A combination of genetic studies and molecular analysis has allowed elucidation of the relationship between the genetic functions and complex transcriptional structure of the Abd-B gene. The XlHboxl gene of Xenopus also utilizes separate promoters to produce short and long proteins containing the same homeodomain (Cho et al. 1988). The Hox3.3 genes of mouse and human are closely related to the Xenopus XlHboxl gene (Schughart et al. 1989). Our knowledge of the Abd-B gene may aid in the study of these and other complex genes of higher organisms.
We thank E. B. Lewis, I. Duncan and G. Morata for Abd-B and iab mutant fly strains, S. Smolik-Utlaut for the ftz-lacZ balancer line and J. Mahaffey and T. Kaufman for expression vectors. We thank J. Kassis, D.-H. Huang and M. Bastiani for providing antibodies. Advice on antibody purification and Western blotting from B. Appel and L. Boyd is greatly appreciated. We also thank D. Gard for providing hypersensitized Kodak Technical Pan film, S. Cumberledge for E. coli extracts, and C. Thummel, S. Cumberledge, M. Lamka and B. Appel for comments on the manuscript. Finally, we thank M. Zavortink for construction of the Abd-B fusions and initial fusion protein purifications.

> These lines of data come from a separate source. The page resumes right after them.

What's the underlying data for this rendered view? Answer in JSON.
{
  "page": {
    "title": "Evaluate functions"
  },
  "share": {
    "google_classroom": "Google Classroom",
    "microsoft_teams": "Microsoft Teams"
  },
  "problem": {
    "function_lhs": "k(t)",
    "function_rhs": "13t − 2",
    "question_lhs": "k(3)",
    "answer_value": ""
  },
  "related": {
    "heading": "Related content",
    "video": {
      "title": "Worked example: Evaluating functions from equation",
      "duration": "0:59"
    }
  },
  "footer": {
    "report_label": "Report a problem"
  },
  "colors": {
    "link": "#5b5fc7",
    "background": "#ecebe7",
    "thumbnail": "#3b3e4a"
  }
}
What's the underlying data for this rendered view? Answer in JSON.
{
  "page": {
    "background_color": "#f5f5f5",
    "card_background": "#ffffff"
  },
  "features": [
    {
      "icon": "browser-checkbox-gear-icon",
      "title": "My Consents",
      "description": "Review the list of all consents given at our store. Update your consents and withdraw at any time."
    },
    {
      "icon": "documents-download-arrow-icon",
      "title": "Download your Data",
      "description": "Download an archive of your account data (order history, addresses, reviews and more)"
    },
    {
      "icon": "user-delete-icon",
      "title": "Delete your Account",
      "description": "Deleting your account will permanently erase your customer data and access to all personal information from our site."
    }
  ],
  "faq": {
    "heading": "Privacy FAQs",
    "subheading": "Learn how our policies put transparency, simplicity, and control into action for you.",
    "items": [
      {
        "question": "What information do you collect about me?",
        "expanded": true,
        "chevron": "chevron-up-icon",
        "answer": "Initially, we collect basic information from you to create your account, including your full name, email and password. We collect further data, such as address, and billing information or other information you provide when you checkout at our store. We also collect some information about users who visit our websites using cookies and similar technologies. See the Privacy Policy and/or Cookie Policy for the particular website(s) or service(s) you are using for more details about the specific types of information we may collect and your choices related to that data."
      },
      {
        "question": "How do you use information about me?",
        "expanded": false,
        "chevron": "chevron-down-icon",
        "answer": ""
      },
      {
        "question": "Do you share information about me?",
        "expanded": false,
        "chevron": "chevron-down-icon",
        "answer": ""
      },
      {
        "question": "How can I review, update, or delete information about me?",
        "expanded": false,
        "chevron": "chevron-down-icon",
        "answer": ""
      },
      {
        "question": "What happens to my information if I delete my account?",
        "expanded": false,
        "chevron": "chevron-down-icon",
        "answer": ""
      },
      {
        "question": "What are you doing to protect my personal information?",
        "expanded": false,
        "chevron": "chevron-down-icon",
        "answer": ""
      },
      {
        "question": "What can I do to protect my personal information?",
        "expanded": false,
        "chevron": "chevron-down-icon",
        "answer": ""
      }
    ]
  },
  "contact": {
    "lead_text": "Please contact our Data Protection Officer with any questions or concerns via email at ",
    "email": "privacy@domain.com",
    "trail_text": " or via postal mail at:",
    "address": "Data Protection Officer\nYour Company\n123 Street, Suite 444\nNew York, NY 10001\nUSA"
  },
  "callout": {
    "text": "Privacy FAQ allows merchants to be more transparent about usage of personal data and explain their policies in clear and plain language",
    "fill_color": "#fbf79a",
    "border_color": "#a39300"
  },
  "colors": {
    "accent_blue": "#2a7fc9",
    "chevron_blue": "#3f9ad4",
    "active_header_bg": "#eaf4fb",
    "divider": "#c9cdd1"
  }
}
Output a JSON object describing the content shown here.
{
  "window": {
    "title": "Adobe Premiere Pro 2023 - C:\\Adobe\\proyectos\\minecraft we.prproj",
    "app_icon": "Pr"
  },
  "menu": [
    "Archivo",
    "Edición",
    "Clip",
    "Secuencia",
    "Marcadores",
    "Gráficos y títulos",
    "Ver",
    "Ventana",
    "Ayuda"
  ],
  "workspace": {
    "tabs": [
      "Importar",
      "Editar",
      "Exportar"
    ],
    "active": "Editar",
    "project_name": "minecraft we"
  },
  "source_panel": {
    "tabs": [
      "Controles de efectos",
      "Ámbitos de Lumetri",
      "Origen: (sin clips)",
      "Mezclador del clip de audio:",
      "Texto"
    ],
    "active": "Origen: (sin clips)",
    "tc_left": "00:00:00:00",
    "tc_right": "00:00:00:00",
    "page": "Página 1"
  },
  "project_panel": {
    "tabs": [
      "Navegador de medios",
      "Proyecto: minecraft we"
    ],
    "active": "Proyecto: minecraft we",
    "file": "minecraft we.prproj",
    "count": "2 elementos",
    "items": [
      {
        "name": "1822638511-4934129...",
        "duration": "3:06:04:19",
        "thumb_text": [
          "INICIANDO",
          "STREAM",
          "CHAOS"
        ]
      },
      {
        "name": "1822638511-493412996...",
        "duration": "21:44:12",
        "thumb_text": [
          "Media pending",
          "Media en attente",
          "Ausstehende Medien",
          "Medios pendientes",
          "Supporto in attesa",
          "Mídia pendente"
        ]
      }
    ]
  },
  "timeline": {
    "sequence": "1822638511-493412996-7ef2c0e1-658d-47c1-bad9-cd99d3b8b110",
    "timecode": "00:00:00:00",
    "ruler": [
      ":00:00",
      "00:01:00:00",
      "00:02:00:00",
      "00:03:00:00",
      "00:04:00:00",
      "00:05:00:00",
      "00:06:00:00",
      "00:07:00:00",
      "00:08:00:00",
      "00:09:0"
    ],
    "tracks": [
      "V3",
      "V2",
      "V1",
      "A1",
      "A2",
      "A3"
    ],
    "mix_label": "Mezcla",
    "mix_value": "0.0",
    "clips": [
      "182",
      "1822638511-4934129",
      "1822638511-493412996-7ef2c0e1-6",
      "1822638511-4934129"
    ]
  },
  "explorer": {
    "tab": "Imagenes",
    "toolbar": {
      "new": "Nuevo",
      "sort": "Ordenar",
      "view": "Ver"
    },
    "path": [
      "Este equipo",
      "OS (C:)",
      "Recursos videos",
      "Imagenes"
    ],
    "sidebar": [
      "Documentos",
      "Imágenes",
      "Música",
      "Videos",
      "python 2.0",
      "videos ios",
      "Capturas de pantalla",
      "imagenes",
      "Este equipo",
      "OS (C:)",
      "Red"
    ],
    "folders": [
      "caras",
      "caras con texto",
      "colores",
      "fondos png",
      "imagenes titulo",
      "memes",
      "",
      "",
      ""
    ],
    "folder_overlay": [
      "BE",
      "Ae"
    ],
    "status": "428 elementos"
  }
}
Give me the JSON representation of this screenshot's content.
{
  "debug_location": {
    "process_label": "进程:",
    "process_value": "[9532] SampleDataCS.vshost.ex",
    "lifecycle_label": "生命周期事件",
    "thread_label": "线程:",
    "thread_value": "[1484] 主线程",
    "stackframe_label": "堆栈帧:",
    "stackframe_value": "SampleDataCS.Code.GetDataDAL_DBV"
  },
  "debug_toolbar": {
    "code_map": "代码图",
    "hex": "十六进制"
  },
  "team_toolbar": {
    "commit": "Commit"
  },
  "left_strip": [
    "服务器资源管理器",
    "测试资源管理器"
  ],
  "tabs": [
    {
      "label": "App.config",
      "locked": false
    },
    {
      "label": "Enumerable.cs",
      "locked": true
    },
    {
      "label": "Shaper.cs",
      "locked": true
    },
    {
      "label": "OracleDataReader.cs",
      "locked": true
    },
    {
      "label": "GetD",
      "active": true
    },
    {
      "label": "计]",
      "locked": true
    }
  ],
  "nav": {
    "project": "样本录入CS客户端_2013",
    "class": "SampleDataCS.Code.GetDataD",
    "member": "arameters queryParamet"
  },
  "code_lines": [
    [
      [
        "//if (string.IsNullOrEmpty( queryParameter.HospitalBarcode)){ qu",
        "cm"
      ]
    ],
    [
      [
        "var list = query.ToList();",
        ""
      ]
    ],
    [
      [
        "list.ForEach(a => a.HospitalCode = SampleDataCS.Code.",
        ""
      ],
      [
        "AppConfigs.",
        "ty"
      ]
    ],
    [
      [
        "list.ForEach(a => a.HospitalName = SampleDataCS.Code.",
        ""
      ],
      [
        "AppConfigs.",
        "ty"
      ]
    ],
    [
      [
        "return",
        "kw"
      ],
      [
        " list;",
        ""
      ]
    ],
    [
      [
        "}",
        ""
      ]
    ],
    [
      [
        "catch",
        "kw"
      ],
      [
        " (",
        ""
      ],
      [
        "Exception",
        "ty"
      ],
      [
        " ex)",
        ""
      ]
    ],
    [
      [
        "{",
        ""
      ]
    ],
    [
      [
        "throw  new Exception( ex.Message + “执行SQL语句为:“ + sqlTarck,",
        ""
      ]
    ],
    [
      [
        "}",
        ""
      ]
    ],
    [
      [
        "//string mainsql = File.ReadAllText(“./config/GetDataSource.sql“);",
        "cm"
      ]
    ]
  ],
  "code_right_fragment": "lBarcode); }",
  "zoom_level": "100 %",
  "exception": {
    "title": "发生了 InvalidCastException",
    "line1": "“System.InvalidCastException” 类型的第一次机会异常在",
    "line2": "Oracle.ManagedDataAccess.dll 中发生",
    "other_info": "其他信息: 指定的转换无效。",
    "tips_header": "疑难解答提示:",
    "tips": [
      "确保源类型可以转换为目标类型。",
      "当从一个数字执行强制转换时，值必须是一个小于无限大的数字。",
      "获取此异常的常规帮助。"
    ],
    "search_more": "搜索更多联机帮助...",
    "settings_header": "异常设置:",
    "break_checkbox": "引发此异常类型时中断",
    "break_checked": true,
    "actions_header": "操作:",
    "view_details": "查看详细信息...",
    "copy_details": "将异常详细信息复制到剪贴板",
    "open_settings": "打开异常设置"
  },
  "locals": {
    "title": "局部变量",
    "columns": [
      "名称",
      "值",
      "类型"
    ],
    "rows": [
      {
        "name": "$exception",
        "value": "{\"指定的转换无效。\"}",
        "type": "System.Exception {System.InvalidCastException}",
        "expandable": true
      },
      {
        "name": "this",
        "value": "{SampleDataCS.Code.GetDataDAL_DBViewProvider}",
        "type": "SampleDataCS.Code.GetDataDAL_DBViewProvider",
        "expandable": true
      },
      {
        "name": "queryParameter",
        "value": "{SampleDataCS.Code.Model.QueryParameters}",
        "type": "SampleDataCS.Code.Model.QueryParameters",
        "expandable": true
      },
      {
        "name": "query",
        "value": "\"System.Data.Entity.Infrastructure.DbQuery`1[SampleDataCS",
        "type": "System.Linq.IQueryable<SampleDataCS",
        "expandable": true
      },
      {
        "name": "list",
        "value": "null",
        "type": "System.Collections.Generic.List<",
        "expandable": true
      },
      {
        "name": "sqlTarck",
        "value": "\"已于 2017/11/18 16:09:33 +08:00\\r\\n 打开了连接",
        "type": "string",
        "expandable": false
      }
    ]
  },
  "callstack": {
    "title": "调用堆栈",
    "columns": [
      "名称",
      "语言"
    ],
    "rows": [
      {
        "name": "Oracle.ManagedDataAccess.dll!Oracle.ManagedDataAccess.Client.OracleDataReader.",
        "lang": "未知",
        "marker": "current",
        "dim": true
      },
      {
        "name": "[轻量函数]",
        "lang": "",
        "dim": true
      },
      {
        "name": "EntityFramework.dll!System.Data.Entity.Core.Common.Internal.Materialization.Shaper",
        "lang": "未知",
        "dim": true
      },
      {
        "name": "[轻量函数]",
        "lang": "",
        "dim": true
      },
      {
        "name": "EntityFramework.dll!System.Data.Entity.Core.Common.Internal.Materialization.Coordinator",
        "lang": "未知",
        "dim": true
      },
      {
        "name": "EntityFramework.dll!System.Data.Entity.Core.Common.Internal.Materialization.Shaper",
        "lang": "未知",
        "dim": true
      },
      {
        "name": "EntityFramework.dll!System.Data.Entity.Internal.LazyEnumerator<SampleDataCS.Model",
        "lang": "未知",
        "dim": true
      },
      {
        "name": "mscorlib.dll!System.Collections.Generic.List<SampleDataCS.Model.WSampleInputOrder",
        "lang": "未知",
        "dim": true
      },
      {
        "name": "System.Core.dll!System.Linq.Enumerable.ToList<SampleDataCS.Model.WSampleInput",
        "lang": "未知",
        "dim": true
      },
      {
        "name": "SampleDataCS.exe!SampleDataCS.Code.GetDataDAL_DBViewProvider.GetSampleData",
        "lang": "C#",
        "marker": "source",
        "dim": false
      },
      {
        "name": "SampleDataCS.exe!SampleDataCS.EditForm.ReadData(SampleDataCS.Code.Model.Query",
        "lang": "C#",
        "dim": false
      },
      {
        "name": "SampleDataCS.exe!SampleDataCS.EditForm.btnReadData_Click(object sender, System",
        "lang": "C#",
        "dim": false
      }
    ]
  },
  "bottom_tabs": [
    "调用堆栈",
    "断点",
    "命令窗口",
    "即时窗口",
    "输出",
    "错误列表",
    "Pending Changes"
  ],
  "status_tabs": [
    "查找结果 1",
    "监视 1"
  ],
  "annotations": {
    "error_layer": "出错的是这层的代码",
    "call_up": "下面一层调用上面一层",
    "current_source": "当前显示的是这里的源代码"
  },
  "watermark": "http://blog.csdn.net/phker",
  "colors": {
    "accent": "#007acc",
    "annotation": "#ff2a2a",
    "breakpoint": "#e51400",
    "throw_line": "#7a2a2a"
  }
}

Note added in proof
Recently, S. Celniker, S. Sharma, D. Keelan and E. B. Lewis (EMBO J. in press) have also examined Abd-B expression in iab mutants. We thank Ed Lewis for communicating their results prior to publication.